NEW for WHBBH9 is our New Publications session where authors of recently published books get ten minutes each to tell us about them- a quick and easy way to make sure you're up with the latest cutting edge research and writing.
Then on to Dramatising Black British History, which actually could have been called 'Dramatising Black Tudor History', because all three writers have tackled 16th century stories: those of Catalina, the Moorish maid to Katherine of Aragon; John Blanke the Tudor court trumpeter, and Fortunatus, servant to Sir Robert Cecil. So you can guess why I'm particularly keen to hear from these writers! These three plays, by Hassan Abdulrazzak, Ade Solanke and Rex Obano respectively, have been performed at Ovalhouse and Colchester Arts Centre, at Hampton Court Palace and on Radio 3 ('The Moors of England' is due to be broadcast on Sunday 4th November at 19.30). It will be fascinating to hear what inspired them to tell these stories, the challenges of working with fragmentary historical sources, and how their work has been received.
We couldn't let 2018 pass without contemplating Windrush: 70 years on. This session will be chaired by historian and activist Patrick Vernon, who has campaigned for full government recognition of the contribution of the Windrush Generation, and of migrants more broadly. We will hear from Wendy Webster how many of the so-called 'Windrush Generation' were actually returning to Britain, having played a significant role in the Second World War; Peggy Warren and Joan Welsh will explore the testimonies of Black British Women about their struggles within the NHS; and Beverley Cooper-Chambers will share her analysis of how Caribbean families are (mis)represented on television. Bringing us right up to date, Clare Anyiam-Osigwe will be talking about the insights she gained through interviews for her short documentary, Windrush Stories.
Our third panel will explore the experiences of those giving Guided Tours of Black British History. Janet Couloute, an art historian and gallery guide at Tate Britain, was standing near an artwork by Lubaina Himid one day when someone asked her "Are you part of the exhibit?" Because of course a woman of colour standing in the middle of an art gallery is much more likely to be a work of art than an authority figure! Her presentation will explore the challenge of contesting such assumptions in the art world, and will be complemented by the perspectives of Lisa Williams, who has recently started conducting Black History Tours in Edinburgh, and Tony Warner, of the hugely successful London-based Black History Walks.
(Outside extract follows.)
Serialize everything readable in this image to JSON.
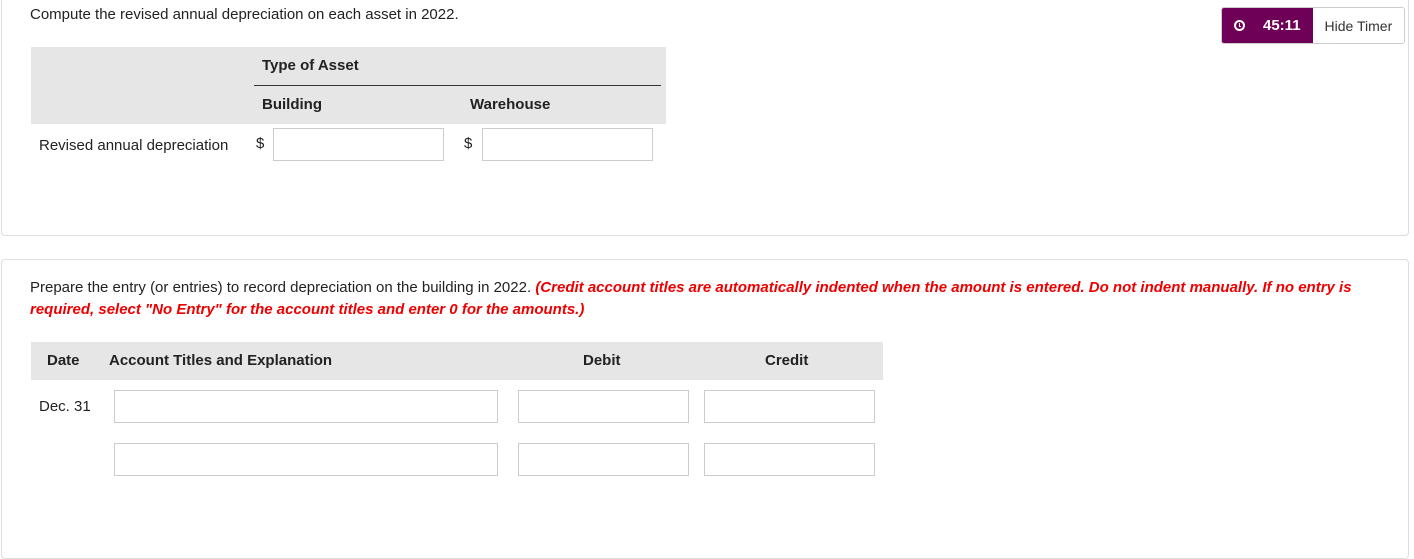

To mix up the traditional final thoughts panel, we will be seeking thoughts and comments from the audience, so be ready!
The day will end with a Drinks Reception, where we will launch Kwaku's new book: Disrupting African British Histories?
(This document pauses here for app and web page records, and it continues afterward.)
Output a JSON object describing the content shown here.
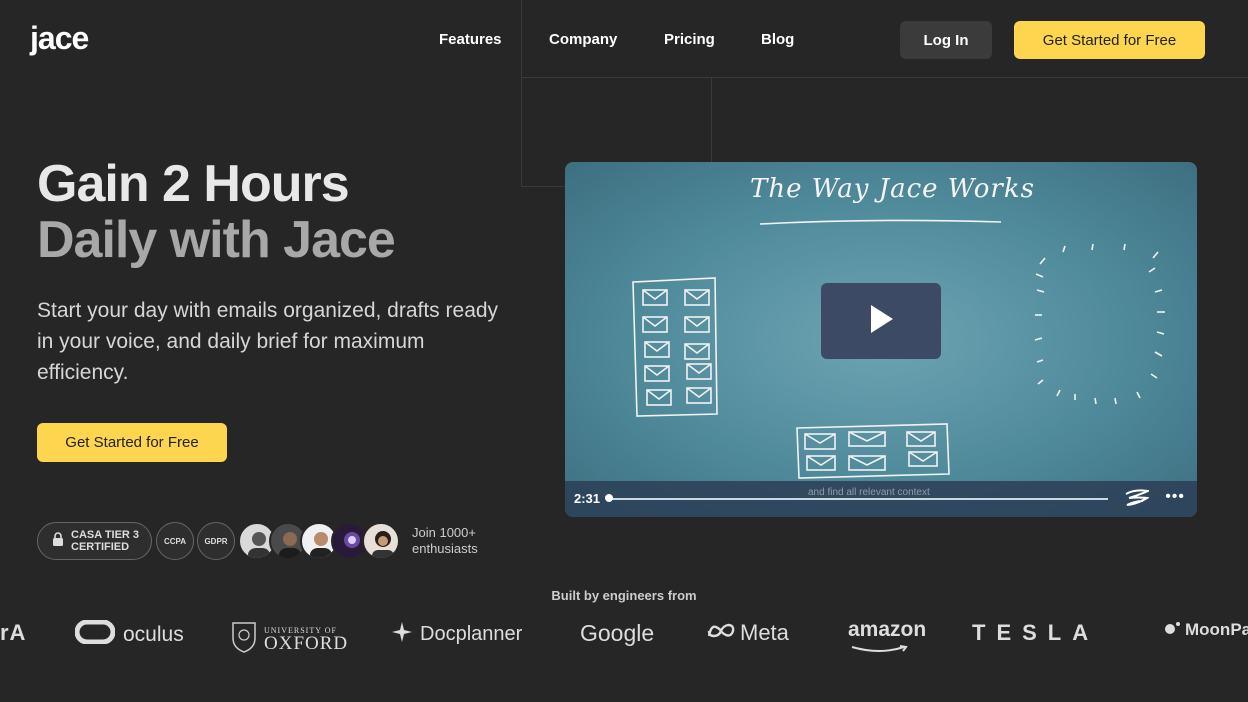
{
  "header": {
    "logo": "jace",
    "nav": [
      "Features",
      "Company",
      "Pricing",
      "Blog"
    ],
    "login_label": "Log In",
    "cta_label": "Get Started for Free"
  },
  "hero": {
    "title_line1": "Gain 2 Hours",
    "title_line2": "Daily with Jace",
    "subtitle": "Start your day with emails organized, drafts ready in your voice, and daily brief for maximum efficiency.",
    "cta_label": "Get Started for Free"
  },
  "badges": {
    "casa": "CASA TIER 3\nCERTIFIED",
    "ccpa": "CCPA",
    "gdpr": "GDPR",
    "join_line1": "Join 1000+",
    "join_line2": "enthusiasts"
  },
  "video": {
    "title": "The Way Jace Works",
    "time": "2:31",
    "caption": "and find all relevant context"
  },
  "built_by": {
    "label": "Built by engineers from",
    "companies": [
      "rA",
      "oculus",
      "UNIVERSITY OF",
      "OXFORD",
      "Docplanner",
      "Google",
      "Meta",
      "amazon",
      "TESLA",
      "MoonPa"
    ]
  },
  "colors": {
    "background": "#262626",
    "accent": "#fdd54f",
    "login_bg": "#3b3b3b",
    "video_bg": "#5b95a6"
  }
}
I very much hope to see you there. For the full agenda and booking details go to the ICWS event page, or to book straight away click here.